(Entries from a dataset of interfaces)
Start of Block

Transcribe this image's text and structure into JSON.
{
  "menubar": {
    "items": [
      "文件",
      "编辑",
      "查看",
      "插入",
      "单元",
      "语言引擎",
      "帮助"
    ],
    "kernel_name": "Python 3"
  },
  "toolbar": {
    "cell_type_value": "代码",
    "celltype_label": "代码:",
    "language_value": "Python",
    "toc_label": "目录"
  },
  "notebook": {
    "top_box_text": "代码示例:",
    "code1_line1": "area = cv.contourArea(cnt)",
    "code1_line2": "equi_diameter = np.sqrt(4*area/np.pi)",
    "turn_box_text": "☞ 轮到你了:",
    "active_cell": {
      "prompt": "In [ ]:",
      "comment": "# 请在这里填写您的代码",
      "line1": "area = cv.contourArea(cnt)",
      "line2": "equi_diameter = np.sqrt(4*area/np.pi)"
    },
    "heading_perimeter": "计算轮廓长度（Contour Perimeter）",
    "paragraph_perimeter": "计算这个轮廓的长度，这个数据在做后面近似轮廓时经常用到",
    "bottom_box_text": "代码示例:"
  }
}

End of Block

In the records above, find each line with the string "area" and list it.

    "code1_line1": "area = cv.contourArea(cnt)",
    "code1_line2": "equi_diameter = np.sqrt(4*area/np.pi)",
      "line1": "area = cv.contourArea(cnt)",
      "line2": "equi_diameter = np.sqrt(4*area/np.pi)"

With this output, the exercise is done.